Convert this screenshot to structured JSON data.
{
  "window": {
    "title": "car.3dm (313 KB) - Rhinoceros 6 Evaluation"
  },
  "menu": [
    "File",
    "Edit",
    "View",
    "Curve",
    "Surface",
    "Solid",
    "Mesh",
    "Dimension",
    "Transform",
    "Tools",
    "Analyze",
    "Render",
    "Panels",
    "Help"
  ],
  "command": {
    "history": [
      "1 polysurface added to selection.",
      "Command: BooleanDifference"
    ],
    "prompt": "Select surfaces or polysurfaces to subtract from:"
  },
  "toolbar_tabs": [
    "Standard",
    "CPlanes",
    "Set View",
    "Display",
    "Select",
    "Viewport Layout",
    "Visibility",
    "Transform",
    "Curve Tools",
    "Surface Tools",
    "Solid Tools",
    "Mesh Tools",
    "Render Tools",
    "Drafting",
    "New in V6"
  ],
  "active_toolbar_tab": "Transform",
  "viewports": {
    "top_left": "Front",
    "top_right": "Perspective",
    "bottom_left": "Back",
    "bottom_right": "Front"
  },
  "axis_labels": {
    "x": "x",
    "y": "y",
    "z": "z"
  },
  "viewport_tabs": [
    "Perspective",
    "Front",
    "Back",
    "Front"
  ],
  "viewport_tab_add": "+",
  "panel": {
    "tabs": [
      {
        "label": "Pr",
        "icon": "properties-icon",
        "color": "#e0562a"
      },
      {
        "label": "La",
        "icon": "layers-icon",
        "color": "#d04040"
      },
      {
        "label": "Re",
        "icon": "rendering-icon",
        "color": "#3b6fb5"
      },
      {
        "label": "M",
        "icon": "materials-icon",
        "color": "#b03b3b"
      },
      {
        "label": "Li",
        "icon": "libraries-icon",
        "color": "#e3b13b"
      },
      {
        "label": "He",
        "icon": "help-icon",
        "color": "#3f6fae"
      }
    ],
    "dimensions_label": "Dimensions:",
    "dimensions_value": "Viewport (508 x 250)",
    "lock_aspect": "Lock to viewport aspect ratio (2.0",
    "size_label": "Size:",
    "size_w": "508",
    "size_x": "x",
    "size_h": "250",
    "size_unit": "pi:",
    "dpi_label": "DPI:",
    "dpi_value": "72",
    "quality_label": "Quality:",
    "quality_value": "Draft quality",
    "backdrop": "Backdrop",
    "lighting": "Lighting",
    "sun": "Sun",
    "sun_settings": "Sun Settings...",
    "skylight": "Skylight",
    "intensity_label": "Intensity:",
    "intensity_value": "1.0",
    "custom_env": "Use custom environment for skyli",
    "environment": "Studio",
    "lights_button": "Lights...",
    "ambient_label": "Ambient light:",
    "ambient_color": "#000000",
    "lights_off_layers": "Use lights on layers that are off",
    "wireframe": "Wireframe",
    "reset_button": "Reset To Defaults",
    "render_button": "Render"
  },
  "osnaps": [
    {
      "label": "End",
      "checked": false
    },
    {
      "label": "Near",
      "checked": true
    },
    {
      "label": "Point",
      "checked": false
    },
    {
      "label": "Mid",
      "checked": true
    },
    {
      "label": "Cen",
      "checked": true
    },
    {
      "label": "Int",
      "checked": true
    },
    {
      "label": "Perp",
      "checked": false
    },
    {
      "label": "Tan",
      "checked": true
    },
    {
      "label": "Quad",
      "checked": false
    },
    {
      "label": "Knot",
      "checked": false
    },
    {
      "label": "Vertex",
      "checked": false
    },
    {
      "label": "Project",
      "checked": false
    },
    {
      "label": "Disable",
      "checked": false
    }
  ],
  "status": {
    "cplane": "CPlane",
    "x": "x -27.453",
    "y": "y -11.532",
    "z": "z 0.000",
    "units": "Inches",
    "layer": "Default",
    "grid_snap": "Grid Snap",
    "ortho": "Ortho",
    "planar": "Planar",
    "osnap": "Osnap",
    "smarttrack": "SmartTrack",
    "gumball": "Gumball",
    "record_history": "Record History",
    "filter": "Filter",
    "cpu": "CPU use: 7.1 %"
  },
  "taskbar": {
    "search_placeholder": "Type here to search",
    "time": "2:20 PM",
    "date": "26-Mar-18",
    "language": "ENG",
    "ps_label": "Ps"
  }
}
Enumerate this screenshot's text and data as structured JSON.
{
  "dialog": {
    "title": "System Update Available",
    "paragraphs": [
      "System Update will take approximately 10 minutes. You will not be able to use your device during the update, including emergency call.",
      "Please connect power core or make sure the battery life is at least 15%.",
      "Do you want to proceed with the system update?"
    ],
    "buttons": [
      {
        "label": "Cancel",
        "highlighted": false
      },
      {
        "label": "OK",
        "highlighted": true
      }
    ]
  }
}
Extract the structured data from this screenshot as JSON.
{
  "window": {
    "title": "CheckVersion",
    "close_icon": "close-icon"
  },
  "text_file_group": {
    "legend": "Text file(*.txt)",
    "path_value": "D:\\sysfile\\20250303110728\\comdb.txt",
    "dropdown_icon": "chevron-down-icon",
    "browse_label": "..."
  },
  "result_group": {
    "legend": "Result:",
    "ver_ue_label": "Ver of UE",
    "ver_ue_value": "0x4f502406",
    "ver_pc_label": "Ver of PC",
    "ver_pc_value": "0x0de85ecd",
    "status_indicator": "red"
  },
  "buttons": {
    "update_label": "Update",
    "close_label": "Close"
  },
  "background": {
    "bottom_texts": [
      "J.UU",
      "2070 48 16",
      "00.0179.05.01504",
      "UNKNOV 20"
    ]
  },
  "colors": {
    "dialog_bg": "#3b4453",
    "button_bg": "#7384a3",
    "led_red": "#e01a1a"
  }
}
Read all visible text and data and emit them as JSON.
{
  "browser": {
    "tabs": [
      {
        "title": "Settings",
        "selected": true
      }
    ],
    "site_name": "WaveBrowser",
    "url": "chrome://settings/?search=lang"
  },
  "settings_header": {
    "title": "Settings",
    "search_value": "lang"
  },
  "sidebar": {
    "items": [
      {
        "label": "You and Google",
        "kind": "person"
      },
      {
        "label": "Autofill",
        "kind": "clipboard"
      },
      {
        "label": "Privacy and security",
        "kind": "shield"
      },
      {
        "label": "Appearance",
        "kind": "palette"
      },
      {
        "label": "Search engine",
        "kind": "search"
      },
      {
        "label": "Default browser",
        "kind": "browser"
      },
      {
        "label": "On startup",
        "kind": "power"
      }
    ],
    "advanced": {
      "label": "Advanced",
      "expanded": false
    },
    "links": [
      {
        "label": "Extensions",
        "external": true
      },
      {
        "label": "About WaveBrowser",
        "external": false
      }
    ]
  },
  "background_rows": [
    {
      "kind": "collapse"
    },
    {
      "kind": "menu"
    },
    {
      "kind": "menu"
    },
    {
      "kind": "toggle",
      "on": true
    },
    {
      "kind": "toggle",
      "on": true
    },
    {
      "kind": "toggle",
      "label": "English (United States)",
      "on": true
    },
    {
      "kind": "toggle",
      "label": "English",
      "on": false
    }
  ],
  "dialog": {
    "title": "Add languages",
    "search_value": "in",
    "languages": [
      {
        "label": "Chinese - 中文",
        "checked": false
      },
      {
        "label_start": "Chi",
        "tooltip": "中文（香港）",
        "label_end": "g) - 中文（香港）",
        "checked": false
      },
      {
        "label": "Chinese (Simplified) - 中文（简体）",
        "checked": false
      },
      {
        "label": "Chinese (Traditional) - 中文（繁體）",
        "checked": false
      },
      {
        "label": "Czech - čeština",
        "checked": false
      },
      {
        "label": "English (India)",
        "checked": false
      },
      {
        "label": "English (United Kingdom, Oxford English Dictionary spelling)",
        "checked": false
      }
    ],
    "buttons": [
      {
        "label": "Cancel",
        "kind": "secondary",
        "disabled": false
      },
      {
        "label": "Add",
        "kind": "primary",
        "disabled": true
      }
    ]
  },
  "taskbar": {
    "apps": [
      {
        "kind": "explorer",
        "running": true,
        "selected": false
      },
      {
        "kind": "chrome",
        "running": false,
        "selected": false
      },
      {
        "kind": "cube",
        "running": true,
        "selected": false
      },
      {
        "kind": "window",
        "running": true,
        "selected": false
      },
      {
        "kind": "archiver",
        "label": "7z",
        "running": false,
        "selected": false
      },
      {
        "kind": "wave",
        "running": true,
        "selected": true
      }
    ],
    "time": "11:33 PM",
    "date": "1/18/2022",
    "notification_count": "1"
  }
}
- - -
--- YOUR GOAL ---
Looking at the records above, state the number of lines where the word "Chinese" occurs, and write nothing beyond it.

--- RESPONSE BELOW ---
3